**Problem to solve**
Read through the records. Copy each line that has the word "icon".

(App and web page records)
------------------------------------------------------------
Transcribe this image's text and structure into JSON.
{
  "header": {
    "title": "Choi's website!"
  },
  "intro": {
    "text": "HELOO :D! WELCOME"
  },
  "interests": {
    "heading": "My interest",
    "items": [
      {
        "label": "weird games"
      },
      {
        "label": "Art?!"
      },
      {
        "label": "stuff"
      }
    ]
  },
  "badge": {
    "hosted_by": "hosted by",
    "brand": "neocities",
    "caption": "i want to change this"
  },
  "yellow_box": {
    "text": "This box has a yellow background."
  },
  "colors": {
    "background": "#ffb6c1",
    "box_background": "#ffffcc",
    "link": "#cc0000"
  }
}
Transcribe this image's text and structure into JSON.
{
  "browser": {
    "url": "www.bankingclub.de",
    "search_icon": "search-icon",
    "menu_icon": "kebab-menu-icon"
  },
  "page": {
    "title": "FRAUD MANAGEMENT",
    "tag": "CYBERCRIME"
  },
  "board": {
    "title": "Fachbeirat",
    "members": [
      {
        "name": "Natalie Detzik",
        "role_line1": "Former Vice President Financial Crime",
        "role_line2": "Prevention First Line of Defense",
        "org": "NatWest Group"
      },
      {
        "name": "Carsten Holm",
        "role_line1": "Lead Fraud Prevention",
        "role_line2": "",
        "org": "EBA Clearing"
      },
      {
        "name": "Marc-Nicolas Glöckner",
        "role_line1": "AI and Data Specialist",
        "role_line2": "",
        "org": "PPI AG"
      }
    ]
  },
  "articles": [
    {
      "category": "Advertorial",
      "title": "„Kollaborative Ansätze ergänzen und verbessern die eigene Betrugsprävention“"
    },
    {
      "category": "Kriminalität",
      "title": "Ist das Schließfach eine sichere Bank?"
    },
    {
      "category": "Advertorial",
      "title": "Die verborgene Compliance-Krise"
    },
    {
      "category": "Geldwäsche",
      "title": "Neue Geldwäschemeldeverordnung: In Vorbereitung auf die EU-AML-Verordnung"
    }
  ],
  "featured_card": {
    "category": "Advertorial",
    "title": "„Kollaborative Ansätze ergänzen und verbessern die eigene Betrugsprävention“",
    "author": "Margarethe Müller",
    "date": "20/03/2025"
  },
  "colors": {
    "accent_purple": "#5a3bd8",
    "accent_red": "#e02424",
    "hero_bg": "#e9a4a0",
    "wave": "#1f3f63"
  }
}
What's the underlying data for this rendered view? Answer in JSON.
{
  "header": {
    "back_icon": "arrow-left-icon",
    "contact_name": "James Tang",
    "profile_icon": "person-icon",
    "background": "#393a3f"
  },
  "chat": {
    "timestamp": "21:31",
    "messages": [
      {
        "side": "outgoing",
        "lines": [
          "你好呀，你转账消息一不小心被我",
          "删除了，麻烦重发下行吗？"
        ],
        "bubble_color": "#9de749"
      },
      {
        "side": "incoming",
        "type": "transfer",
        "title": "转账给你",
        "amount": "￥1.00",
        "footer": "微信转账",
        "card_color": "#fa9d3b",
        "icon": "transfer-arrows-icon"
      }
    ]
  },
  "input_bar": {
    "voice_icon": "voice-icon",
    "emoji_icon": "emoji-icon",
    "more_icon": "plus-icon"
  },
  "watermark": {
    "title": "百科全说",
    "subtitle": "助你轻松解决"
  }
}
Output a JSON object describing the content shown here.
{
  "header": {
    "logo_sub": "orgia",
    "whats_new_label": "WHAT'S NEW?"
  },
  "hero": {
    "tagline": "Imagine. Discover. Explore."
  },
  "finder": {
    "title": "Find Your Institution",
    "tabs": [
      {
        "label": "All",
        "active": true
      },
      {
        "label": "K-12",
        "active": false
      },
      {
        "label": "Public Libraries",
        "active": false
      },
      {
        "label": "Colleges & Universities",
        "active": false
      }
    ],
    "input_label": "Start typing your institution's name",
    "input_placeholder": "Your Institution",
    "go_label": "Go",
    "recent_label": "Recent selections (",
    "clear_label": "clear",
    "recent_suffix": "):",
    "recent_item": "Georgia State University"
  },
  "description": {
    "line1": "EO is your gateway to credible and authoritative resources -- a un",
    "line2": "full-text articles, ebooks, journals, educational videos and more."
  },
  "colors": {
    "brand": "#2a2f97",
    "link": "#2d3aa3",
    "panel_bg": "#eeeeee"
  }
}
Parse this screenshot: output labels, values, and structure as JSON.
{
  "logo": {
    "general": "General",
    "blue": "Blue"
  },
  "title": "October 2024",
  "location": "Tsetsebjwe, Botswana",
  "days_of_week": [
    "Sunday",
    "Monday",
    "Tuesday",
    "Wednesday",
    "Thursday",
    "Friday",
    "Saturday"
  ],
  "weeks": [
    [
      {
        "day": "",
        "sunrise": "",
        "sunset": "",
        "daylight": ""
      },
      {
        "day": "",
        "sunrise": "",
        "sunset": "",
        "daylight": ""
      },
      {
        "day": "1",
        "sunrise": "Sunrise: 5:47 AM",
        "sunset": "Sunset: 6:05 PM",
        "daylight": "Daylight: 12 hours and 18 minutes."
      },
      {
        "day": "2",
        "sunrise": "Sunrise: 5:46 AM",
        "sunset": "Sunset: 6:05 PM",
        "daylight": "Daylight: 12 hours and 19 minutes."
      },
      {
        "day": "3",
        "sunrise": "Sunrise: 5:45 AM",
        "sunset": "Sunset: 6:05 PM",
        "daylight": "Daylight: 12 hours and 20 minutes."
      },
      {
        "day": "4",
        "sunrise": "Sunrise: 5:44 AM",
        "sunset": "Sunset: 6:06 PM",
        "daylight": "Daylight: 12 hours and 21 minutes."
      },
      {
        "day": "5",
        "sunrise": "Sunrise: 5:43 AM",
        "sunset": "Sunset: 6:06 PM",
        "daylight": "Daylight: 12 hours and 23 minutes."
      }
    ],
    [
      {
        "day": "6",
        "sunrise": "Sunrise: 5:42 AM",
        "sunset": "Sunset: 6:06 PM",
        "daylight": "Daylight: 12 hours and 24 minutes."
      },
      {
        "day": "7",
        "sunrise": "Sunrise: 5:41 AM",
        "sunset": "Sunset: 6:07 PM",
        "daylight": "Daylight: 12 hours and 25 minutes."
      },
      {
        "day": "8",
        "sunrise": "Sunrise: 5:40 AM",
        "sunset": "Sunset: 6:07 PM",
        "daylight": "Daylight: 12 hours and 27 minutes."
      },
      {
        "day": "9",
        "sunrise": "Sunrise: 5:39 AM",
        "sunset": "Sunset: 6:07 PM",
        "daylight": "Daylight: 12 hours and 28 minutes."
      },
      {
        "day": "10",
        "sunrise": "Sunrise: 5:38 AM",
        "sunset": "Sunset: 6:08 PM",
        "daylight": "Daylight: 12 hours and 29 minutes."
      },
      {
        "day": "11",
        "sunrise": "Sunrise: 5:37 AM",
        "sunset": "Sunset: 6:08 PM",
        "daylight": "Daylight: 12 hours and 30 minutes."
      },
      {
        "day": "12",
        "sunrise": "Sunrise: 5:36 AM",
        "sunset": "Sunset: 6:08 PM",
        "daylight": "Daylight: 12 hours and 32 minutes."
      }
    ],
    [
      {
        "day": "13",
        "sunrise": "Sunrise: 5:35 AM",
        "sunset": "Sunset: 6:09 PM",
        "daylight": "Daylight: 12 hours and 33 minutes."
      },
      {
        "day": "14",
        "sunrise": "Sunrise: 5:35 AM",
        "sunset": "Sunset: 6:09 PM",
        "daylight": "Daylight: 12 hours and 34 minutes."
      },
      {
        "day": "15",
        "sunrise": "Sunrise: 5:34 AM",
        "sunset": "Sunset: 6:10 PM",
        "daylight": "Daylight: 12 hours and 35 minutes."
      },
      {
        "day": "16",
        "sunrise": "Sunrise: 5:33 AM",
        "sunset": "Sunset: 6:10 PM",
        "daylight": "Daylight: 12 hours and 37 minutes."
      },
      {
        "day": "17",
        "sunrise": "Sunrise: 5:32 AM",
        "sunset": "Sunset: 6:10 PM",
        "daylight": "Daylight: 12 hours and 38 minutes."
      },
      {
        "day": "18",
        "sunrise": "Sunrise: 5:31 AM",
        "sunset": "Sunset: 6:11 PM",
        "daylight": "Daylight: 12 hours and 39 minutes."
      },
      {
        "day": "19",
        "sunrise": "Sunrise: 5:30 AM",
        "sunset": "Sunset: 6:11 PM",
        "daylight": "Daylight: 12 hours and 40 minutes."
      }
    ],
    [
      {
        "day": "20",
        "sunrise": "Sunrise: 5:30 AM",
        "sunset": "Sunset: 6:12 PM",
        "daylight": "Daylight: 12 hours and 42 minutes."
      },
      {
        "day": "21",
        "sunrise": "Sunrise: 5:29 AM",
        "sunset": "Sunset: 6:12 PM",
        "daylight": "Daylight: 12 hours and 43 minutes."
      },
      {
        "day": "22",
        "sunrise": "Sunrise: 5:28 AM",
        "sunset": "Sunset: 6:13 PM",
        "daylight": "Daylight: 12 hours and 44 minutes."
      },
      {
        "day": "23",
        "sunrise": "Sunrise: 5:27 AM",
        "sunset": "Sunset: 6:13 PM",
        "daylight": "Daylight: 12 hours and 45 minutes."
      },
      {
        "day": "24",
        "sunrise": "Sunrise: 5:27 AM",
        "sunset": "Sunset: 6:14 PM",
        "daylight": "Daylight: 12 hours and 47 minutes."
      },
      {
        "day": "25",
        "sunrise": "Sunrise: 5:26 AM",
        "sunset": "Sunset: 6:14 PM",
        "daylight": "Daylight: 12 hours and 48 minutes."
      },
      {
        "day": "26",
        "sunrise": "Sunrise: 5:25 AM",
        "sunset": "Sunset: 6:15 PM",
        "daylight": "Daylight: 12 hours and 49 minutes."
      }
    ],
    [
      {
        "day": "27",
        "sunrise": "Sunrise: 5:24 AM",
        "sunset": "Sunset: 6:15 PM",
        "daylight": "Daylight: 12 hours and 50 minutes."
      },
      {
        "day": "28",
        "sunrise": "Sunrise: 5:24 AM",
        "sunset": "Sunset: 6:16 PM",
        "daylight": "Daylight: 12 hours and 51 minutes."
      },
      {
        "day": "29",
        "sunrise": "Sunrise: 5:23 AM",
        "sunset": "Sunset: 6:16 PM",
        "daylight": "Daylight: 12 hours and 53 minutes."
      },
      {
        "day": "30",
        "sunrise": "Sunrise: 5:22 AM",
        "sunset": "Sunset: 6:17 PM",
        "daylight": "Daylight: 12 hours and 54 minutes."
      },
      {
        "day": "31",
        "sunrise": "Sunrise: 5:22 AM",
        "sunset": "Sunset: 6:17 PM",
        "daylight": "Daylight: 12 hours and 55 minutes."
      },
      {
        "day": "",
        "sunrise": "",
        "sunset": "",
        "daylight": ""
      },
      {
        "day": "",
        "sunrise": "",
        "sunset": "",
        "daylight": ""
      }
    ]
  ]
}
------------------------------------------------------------
**Task result**
    "search_icon": "search-icon",
    "menu_icon": "kebab-menu-icon"
    "back_icon": "arrow-left-icon",
    "profile_icon": "person-icon",
        "icon": "transfer-arrows-icon"
    "voice_icon": "voice-icon",
    "emoji_icon": "emoji-icon",
    "more_icon": "plus-icon"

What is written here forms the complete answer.